Emily: Everybody knows someone going through the terrifying experience of dealing with cancer. A family friend of mine has just had a really severe case of breast cancer, and Richard knows people close to him, including his aunt, who have suffered too from cancer. I think she might actually be coming out to Barcelona for the gig too which is amazing.
Richard: It’s going to raise so much money and awareness for such a worthwhile cause so we’re excited to be part of it.
Emily: It’s something that affects so many people and is such an ordeal for those suffering with it. To help and to be part of something great like this, which raises awareness and support from people of all ages is something we are so happy to be involved with. And to help in such a positive way, through rock music, is brilliant!
What’s next for Stiff Cats?
Emily: We’re finishing recording and putting out our new EP. We’re getting some artwork done too for that and hopefully some festivals are lined up.
Finally, I have to ask you, do you think Rock and Roll is dead?
Emily: Oh hell no!

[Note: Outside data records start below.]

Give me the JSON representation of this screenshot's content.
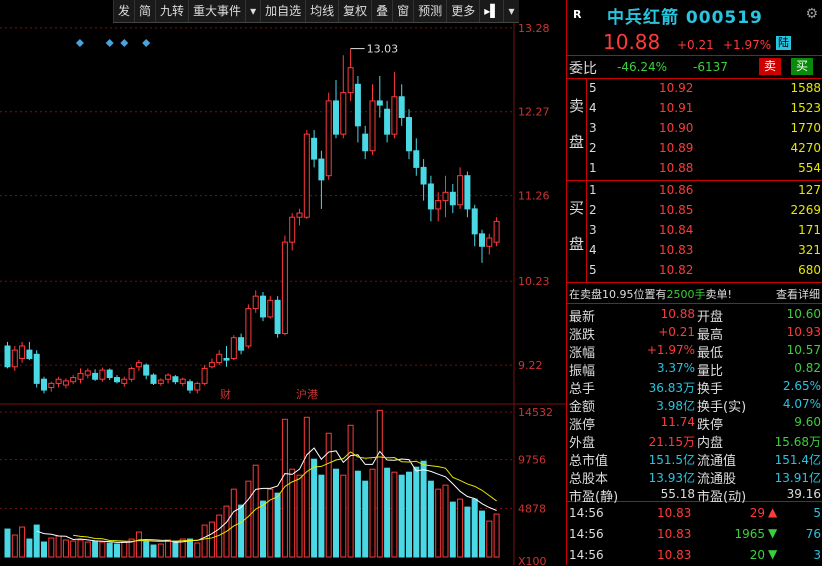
{
  "toolbar": {
    "items": [
      "发",
      "简",
      "九转",
      "重大事件",
      "▾",
      "加自选",
      "均线",
      "复权",
      "叠",
      "窗",
      "预测",
      "更多",
      "▸▌",
      "▾"
    ]
  },
  "chart": {
    "price_axis": [
      "13.28",
      "12.27",
      "11.26",
      "10.23",
      "9.22"
    ],
    "volume_axis": [
      "14532",
      "9756",
      "4878",
      "X100"
    ],
    "high_label": "13.03",
    "event_markers": [
      "财",
      "沪港"
    ]
  },
  "chart_data": {
    "type": "candlestick",
    "ylim": [
      8.8,
      13.35
    ],
    "volume_ylim": [
      0,
      14532
    ],
    "candles": [
      {
        "o": 9.45,
        "c": 9.2,
        "h": 9.5,
        "l": 9.18
      },
      {
        "o": 9.2,
        "c": 9.4,
        "h": 9.45,
        "l": 9.15
      },
      {
        "o": 9.3,
        "c": 9.45,
        "h": 9.5,
        "l": 9.25
      },
      {
        "o": 9.4,
        "c": 9.3,
        "h": 9.5,
        "l": 9.28
      },
      {
        "o": 9.35,
        "c": 9.0,
        "h": 9.4,
        "l": 8.95
      },
      {
        "o": 9.05,
        "c": 8.92,
        "h": 9.08,
        "l": 8.88
      },
      {
        "o": 8.95,
        "c": 9.0,
        "h": 9.02,
        "l": 8.9
      },
      {
        "o": 9.0,
        "c": 9.05,
        "h": 9.08,
        "l": 8.95
      },
      {
        "o": 8.98,
        "c": 9.03,
        "h": 9.06,
        "l": 8.94
      },
      {
        "o": 9.02,
        "c": 9.07,
        "h": 9.1,
        "l": 8.99
      },
      {
        "o": 9.05,
        "c": 9.12,
        "h": 9.18,
        "l": 9.0
      },
      {
        "o": 9.1,
        "c": 9.15,
        "h": 9.18,
        "l": 9.06
      },
      {
        "o": 9.12,
        "c": 9.05,
        "h": 9.17,
        "l": 9.03
      },
      {
        "o": 9.05,
        "c": 9.16,
        "h": 9.19,
        "l": 9.02
      },
      {
        "o": 9.16,
        "c": 9.07,
        "h": 9.18,
        "l": 9.04
      },
      {
        "o": 9.07,
        "c": 9.02,
        "h": 9.1,
        "l": 9.0
      },
      {
        "o": 9.0,
        "c": 9.05,
        "h": 9.08,
        "l": 8.96
      },
      {
        "o": 9.05,
        "c": 9.18,
        "h": 9.2,
        "l": 9.02
      },
      {
        "o": 9.2,
        "c": 9.25,
        "h": 9.28,
        "l": 9.15
      },
      {
        "o": 9.22,
        "c": 9.1,
        "h": 9.24,
        "l": 9.05
      },
      {
        "o": 9.1,
        "c": 9.0,
        "h": 9.12,
        "l": 8.98
      },
      {
        "o": 9.0,
        "c": 9.04,
        "h": 9.06,
        "l": 8.97
      },
      {
        "o": 9.05,
        "c": 9.1,
        "h": 9.12,
        "l": 9.0
      },
      {
        "o": 9.08,
        "c": 9.02,
        "h": 9.1,
        "l": 8.99
      },
      {
        "o": 9.0,
        "c": 9.05,
        "h": 9.07,
        "l": 8.97
      },
      {
        "o": 9.02,
        "c": 8.92,
        "h": 9.05,
        "l": 8.88
      },
      {
        "o": 8.92,
        "c": 9.0,
        "h": 9.02,
        "l": 8.88
      },
      {
        "o": 9.0,
        "c": 9.18,
        "h": 9.22,
        "l": 8.98
      },
      {
        "o": 9.2,
        "c": 9.25,
        "h": 9.3,
        "l": 9.18
      },
      {
        "o": 9.25,
        "c": 9.35,
        "h": 9.4,
        "l": 9.22
      },
      {
        "o": 9.3,
        "c": 9.28,
        "h": 9.45,
        "l": 9.2
      },
      {
        "o": 9.3,
        "c": 9.55,
        "h": 9.58,
        "l": 9.28
      },
      {
        "o": 9.55,
        "c": 9.4,
        "h": 9.6,
        "l": 9.35
      },
      {
        "o": 9.45,
        "c": 9.9,
        "h": 9.95,
        "l": 9.42
      },
      {
        "o": 9.9,
        "c": 10.05,
        "h": 10.12,
        "l": 9.85
      },
      {
        "o": 10.05,
        "c": 9.8,
        "h": 10.1,
        "l": 9.75
      },
      {
        "o": 9.8,
        "c": 10.0,
        "h": 10.05,
        "l": 9.78
      },
      {
        "o": 10.0,
        "c": 9.6,
        "h": 10.05,
        "l": 9.55
      },
      {
        "o": 9.6,
        "c": 10.7,
        "h": 10.78,
        "l": 9.58
      },
      {
        "o": 10.7,
        "c": 11.0,
        "h": 11.05,
        "l": 10.6
      },
      {
        "o": 11.0,
        "c": 11.05,
        "h": 11.1,
        "l": 10.9
      },
      {
        "o": 11.0,
        "c": 12.0,
        "h": 12.05,
        "l": 10.98
      },
      {
        "o": 11.95,
        "c": 11.7,
        "h": 12.05,
        "l": 11.6
      },
      {
        "o": 11.7,
        "c": 11.45,
        "h": 11.8,
        "l": 11.1
      },
      {
        "o": 11.5,
        "c": 12.4,
        "h": 12.5,
        "l": 11.45
      },
      {
        "o": 12.4,
        "c": 12.0,
        "h": 12.65,
        "l": 11.95
      },
      {
        "o": 12.0,
        "c": 12.5,
        "h": 12.95,
        "l": 11.95
      },
      {
        "o": 12.5,
        "c": 12.8,
        "h": 13.03,
        "l": 12.4
      },
      {
        "o": 12.6,
        "c": 12.1,
        "h": 12.7,
        "l": 11.9
      },
      {
        "o": 12.0,
        "c": 11.8,
        "h": 12.1,
        "l": 11.7
      },
      {
        "o": 11.8,
        "c": 12.4,
        "h": 12.6,
        "l": 11.75
      },
      {
        "o": 12.4,
        "c": 12.35,
        "h": 12.7,
        "l": 12.2
      },
      {
        "o": 12.3,
        "c": 12.0,
        "h": 12.4,
        "l": 11.9
      },
      {
        "o": 12.0,
        "c": 12.45,
        "h": 12.75,
        "l": 11.95
      },
      {
        "o": 12.45,
        "c": 12.2,
        "h": 12.6,
        "l": 12.1
      },
      {
        "o": 12.2,
        "c": 11.8,
        "h": 12.3,
        "l": 11.7
      },
      {
        "o": 11.8,
        "c": 11.6,
        "h": 11.95,
        "l": 11.5
      },
      {
        "o": 11.6,
        "c": 11.4,
        "h": 11.7,
        "l": 11.2
      },
      {
        "o": 11.4,
        "c": 11.1,
        "h": 11.5,
        "l": 10.95
      },
      {
        "o": 11.1,
        "c": 11.2,
        "h": 11.3,
        "l": 10.95
      },
      {
        "o": 11.2,
        "c": 11.3,
        "h": 11.5,
        "l": 11.0
      },
      {
        "o": 11.3,
        "c": 11.15,
        "h": 11.4,
        "l": 11.05
      },
      {
        "o": 11.15,
        "c": 11.5,
        "h": 11.6,
        "l": 11.1
      },
      {
        "o": 11.5,
        "c": 11.1,
        "h": 11.55,
        "l": 11.0
      },
      {
        "o": 11.1,
        "c": 10.8,
        "h": 11.15,
        "l": 10.65
      },
      {
        "o": 10.8,
        "c": 10.65,
        "h": 10.85,
        "l": 10.45
      },
      {
        "o": 10.65,
        "c": 10.75,
        "h": 10.8,
        "l": 10.55
      },
      {
        "o": 10.7,
        "c": 10.95,
        "h": 11.0,
        "l": 10.65
      }
    ],
    "volume": [
      {
        "v": 2800,
        "up": false
      },
      {
        "v": 2200,
        "up": true
      },
      {
        "v": 3000,
        "up": true
      },
      {
        "v": 1800,
        "up": false
      },
      {
        "v": 3200,
        "up": false
      },
      {
        "v": 1500,
        "up": false
      },
      {
        "v": 1900,
        "up": true
      },
      {
        "v": 2100,
        "up": true
      },
      {
        "v": 1700,
        "up": true
      },
      {
        "v": 1600,
        "up": true
      },
      {
        "v": 1700,
        "up": true
      },
      {
        "v": 1500,
        "up": true
      },
      {
        "v": 1600,
        "up": false
      },
      {
        "v": 1500,
        "up": true
      },
      {
        "v": 1400,
        "up": false
      },
      {
        "v": 1300,
        "up": false
      },
      {
        "v": 1500,
        "up": true
      },
      {
        "v": 1800,
        "up": true
      },
      {
        "v": 2500,
        "up": true
      },
      {
        "v": 1600,
        "up": false
      },
      {
        "v": 1200,
        "up": false
      },
      {
        "v": 1300,
        "up": true
      },
      {
        "v": 1700,
        "up": true
      },
      {
        "v": 1600,
        "up": false
      },
      {
        "v": 1800,
        "up": true
      },
      {
        "v": 1800,
        "up": false
      },
      {
        "v": 1400,
        "up": true
      },
      {
        "v": 3200,
        "up": true
      },
      {
        "v": 3500,
        "up": true
      },
      {
        "v": 4200,
        "up": true
      },
      {
        "v": 5100,
        "up": true
      },
      {
        "v": 6800,
        "up": true
      },
      {
        "v": 5200,
        "up": false
      },
      {
        "v": 7600,
        "up": true
      },
      {
        "v": 9200,
        "up": true
      },
      {
        "v": 5600,
        "up": false
      },
      {
        "v": 6800,
        "up": true
      },
      {
        "v": 6400,
        "up": false
      },
      {
        "v": 13800,
        "up": true
      },
      {
        "v": 8800,
        "up": true
      },
      {
        "v": 8200,
        "up": true
      },
      {
        "v": 14000,
        "up": true
      },
      {
        "v": 9800,
        "up": false
      },
      {
        "v": 8200,
        "up": false
      },
      {
        "v": 12400,
        "up": true
      },
      {
        "v": 8800,
        "up": false
      },
      {
        "v": 8200,
        "up": true
      },
      {
        "v": 13200,
        "up": true
      },
      {
        "v": 8600,
        "up": false
      },
      {
        "v": 7600,
        "up": false
      },
      {
        "v": 8800,
        "up": true
      },
      {
        "v": 14700,
        "up": true
      },
      {
        "v": 8900,
        "up": false
      },
      {
        "v": 8500,
        "up": true
      },
      {
        "v": 8200,
        "up": false
      },
      {
        "v": 8500,
        "up": false
      },
      {
        "v": 9000,
        "up": false
      },
      {
        "v": 9600,
        "up": false
      },
      {
        "v": 7600,
        "up": false
      },
      {
        "v": 6800,
        "up": true
      },
      {
        "v": 7200,
        "up": true
      },
      {
        "v": 5500,
        "up": false
      },
      {
        "v": 5800,
        "up": true
      },
      {
        "v": 5000,
        "up": false
      },
      {
        "v": 5800,
        "up": false
      },
      {
        "v": 4600,
        "up": false
      },
      {
        "v": 3600,
        "up": true
      },
      {
        "v": 4300,
        "up": true
      }
    ],
    "markers_at": [
      8,
      14,
      16,
      19
    ]
  },
  "quote": {
    "r_badge": "R",
    "name": "中兵红箭 000519",
    "price": "10.88",
    "change": "+0.21",
    "change_pct": "+1.97%",
    "market": "陆",
    "weibi_label": "委比",
    "weibi_value": "-46.24%",
    "weibi_diff": "-6137",
    "sell_button": "卖",
    "buy_button": "买",
    "ask_label": [
      "卖",
      "盘"
    ],
    "bid_label": [
      "买",
      "盘"
    ],
    "asks": [
      {
        "level": "5",
        "price": "10.92",
        "qty": "1588"
      },
      {
        "level": "4",
        "price": "10.91",
        "qty": "1523"
      },
      {
        "level": "3",
        "price": "10.90",
        "qty": "1770"
      },
      {
        "level": "2",
        "price": "10.89",
        "qty": "4270"
      },
      {
        "level": "1",
        "price": "10.88",
        "qty": "554"
      }
    ],
    "bids": [
      {
        "level": "1",
        "price": "10.86",
        "qty": "127"
      },
      {
        "level": "2",
        "price": "10.85",
        "qty": "2269"
      },
      {
        "level": "3",
        "price": "10.84",
        "qty": "171"
      },
      {
        "level": "4",
        "price": "10.83",
        "qty": "321"
      },
      {
        "level": "5",
        "price": "10.82",
        "qty": "680"
      }
    ],
    "notice_prefix": "在卖盘10.95位置有",
    "notice_qty": "2500手",
    "notice_suffix": "卖单!",
    "view_detail": "查看详细",
    "stats": [
      {
        "k1": "最新",
        "v1": "10.88",
        "c1": "red",
        "k2": "开盘",
        "v2": "10.60",
        "c2": "green"
      },
      {
        "k1": "涨跌",
        "v1": "+0.21",
        "c1": "red",
        "k2": "最高",
        "v2": "10.93",
        "c2": "red"
      },
      {
        "k1": "涨幅",
        "v1": "+1.97%",
        "c1": "red",
        "k2": "最低",
        "v2": "10.57",
        "c2": "green"
      },
      {
        "k1": "振幅",
        "v1": "3.37%",
        "c1": "cyan",
        "k2": "量比",
        "v2": "0.82",
        "c2": "green"
      },
      {
        "k1": "总手",
        "v1": "36.83万",
        "c1": "cyan",
        "k2": "换手",
        "v2": "2.65%",
        "c2": "cyan"
      },
      {
        "k1": "金额",
        "v1": "3.98亿",
        "c1": "cyan",
        "k2": "换手(实)",
        "v2": "4.07%",
        "c2": "cyan"
      },
      {
        "k1": "涨停",
        "v1": "11.74",
        "c1": "red",
        "k2": "跌停",
        "v2": "9.60",
        "c2": "green"
      },
      {
        "k1": "外盘",
        "v1": "21.15万",
        "c1": "red",
        "k2": "内盘",
        "v2": "15.68万",
        "c2": "green"
      },
      {
        "k1": "总市值",
        "v1": "151.5亿",
        "c1": "cyan",
        "k2": "流通值",
        "v2": "151.4亿",
        "c2": "cyan"
      },
      {
        "k1": "总股本",
        "v1": "13.93亿",
        "c1": "cyan",
        "k2": "流通股",
        "v2": "13.91亿",
        "c2": "cyan"
      },
      {
        "k1": "市盈(静)",
        "v1": "55.18",
        "c1": "white",
        "k2": "市盈(动)",
        "v2": "39.16",
        "c2": "white"
      }
    ],
    "ticks": [
      {
        "time": "14:56",
        "price": "10.83",
        "vol": "29",
        "dir": "up",
        "num": "5"
      },
      {
        "time": "14:56",
        "price": "10.83",
        "vol": "1965",
        "dir": "down",
        "num": "76"
      },
      {
        "time": "14:56",
        "price": "10.83",
        "vol": "20",
        "dir": "down",
        "num": "3"
      }
    ]
  },
  "colors": {
    "up": "#ff3a3a",
    "down": "#4ad9e4",
    "marker": "#4aa3df",
    "grid": "#7a1010"
  }
}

Richard: It’s not dead, but it’s dying.
Emily: No, people are trying to kill it. But they haven’t succeeded and will never succeed.
Pablo: I think the myth of Rock and Roll is dead. People used to see Bowie and think he was an alien, and things like Ozzy [Osbourne] eating a bat and Robert Plant making a deal with the devil and people believing all that. Nowadays that doesn’t happen.
Matan: I think the legend of Rock and Roll is dead. There’s still great musicians out there, it’s just that rock music has stopped being commercial.
Emily: The hysteria around it might be dead, but it isn’t a myth or a legend. Rock and Roll is what you feel. It’s not dead, it’s just hidden.
Stiff Cats, it’s been an absolute pleasure. See you at the Hard Rock Café!